Hillary Clinton recently penned an afterword for the paperback release of her 2017 bestseller What Happened and the adaptation was published by The Atlantic.
In the essay, Clinton writes of a “democracy in crisis,” outlining the ways she believes the Trump administration is threatening America’s system of government while describing the best means for Americans to combat his authoritarian tendencies. “In the roughly 21 months since he took the oath of office, Trump has sunk far below the already-low bar he set for himself in his ugly campaign,” she writes before referencing the border crisis, the administration’s response to Hurricane Maria and Trump’s repeated denial of Russian influence in the 2016 election. “I don’t use the word crisis lightly,” she continues. “There are no tanks in the streets. The administration’s malevolence may be constrained on some fronts — for now — by its incompetence. But our democratic institutions and traditions are under siege. We need to do everything we can to fight back. There’s not a moment to lose.”
Clinton elaborated by dividing Trump’s assault on democracy into five categories: his disrespect for the rule of law, the threats on the legitimacy of elections, his war on truth and reason, his rampant corruption and the way he had undermined national unity. “No one likes to be torn apart in the press — I certainly don’t — but when you’re a public official, it comes with the job,” she writes of his war on truth. “You get criticized a lot. You learn to take it. You push back and make your case, but you don’t fight back by abusing your power or denigrating the entire enterprise of a free press.”
The essay is peppered with references to the early stages of American history, with Clinton quoting Abraham Lincoln and a host of other national leaders. She writes about how John Adams defined a republic as “a government of laws, and not of men,” and that Trump violates the Founding Fathers belief that a leader who does not respect the law is a tyrant.
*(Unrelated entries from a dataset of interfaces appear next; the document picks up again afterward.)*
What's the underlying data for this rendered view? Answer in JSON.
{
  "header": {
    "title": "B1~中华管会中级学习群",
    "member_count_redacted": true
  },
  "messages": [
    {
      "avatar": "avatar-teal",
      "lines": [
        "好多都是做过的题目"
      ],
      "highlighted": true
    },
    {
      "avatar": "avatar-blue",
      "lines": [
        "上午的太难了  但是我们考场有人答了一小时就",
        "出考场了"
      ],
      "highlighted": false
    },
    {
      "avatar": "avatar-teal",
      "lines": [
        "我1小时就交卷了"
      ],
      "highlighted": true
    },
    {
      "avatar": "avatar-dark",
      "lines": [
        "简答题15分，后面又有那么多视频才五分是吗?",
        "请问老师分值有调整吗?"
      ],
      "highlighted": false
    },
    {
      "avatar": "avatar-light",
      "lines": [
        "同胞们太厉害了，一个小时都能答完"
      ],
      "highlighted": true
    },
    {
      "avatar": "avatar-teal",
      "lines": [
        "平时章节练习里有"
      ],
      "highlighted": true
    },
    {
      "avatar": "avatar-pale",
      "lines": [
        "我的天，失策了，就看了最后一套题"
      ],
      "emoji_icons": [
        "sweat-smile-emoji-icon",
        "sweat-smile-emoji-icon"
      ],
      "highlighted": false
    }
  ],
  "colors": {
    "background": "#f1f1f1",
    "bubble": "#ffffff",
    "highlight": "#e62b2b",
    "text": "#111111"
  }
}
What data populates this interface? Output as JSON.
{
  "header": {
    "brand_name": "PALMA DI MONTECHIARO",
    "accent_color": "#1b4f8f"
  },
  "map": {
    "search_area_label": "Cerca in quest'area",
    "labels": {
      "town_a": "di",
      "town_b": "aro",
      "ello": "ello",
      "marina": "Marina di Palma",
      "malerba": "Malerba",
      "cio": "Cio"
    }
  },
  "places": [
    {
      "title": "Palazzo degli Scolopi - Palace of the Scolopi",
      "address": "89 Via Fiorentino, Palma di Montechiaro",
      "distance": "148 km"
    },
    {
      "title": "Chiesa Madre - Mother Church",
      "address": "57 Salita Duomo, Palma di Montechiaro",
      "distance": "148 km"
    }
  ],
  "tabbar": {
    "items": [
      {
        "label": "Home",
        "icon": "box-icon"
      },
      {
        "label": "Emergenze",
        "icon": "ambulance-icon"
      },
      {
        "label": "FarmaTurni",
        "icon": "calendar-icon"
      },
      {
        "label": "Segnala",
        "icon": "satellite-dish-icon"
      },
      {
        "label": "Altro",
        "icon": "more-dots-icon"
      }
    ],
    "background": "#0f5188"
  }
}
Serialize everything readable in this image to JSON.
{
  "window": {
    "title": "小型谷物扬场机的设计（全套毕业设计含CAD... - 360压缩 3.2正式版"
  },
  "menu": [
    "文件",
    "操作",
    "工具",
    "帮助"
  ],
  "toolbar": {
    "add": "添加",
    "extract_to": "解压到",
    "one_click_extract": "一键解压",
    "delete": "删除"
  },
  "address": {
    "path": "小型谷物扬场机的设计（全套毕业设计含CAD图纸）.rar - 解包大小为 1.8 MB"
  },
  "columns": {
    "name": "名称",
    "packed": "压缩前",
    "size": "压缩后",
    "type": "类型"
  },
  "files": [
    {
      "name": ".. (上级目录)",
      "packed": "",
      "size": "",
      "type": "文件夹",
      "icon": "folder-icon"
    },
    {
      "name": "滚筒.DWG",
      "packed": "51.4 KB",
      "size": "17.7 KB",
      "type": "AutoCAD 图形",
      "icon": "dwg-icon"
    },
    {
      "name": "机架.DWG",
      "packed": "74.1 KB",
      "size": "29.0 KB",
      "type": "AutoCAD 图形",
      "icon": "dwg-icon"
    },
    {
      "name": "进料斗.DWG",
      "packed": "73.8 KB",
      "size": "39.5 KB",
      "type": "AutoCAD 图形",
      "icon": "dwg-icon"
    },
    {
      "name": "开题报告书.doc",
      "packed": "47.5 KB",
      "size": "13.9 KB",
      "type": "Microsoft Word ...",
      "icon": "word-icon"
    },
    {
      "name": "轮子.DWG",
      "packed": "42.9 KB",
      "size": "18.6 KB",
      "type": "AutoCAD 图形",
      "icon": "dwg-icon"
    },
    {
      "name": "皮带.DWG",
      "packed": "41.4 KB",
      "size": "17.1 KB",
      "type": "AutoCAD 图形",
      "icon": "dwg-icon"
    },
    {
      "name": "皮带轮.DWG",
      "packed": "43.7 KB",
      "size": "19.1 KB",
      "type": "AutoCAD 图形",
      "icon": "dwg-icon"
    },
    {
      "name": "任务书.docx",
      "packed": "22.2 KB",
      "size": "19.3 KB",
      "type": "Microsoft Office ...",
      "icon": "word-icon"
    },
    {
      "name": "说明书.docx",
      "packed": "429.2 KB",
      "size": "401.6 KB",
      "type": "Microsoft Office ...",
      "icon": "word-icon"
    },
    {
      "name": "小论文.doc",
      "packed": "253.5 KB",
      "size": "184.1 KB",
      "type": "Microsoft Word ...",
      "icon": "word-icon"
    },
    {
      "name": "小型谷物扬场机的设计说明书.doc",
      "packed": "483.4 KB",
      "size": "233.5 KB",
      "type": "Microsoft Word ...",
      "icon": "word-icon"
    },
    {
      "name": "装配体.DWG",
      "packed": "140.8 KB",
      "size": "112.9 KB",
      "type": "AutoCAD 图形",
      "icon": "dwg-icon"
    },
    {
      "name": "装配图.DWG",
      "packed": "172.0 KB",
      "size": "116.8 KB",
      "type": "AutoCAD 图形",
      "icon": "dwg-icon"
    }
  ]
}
When Thomas Jefferson lost to Adams in the contentious 1800 president election, Clinton notes, he preached unity, not division in his concession speech. A quarter century earlier, he wrote in the Declaration of Independence that all men are created equal and “endowed by their Creator with the same inalienable rights,” a belief to which Trump clearly does not subscribe. Clinton points out his denial of the death toll in Puerto Rico, his antipathy toward NFL players protesting police brutality and his “very fine people” comment regarding the white nationalists marching in Charlottesville, Virginia, in 2017. “None of this is a mark of authenticity or a refreshing break from political correctness,” she writes regarding Trump’s racist comments. “Hate speech isn’t ‘telling it like it is.’ It’s just hate.”
This toxic political climate created by the Republican party — largely by way of a “small group of right-wing billionaires … who spent a lot of time and money building an alternative reality where science is denied, lies masquerade as truth and paranoia flourishes” — is now a clear and present danger to American democracy, Clinton writes. She argues that to combat it Americans need, first and foremost, to voice their opposition at the polls this November. If they are able to win a majority in the House, Democrats will then need to “do some serious housecleaning” and remedy the vulnerabilities in government exposed by Trump. She writes that presidential candidates should be forced to release their tax returns, that the protections of the Voting Rights Act should be restored and, not surprisingly, that the Electoral College should be abolished. “After Watergate, Congress passed a whole slew of reforms in response to Richard Nixon’s abuses of power,” she wrote. “After Trump, we’re going to need a similar process.”
Clinton closes the essay by bringing her argument back around to the Founding Fathers. Self-government is an ongoing experiment, and democracy is something that should never be taken for granted, she writes. It’s something every generation must fight to protect and “the time has come again” for its defenders to do all they can to preserve it. To illustrate this duty, Clinton references how Benjamin Franklin responded to a question about whether America was a republican or a monarchy after the Constitutional Convention. “A republic,” he said, “if you can keep it.”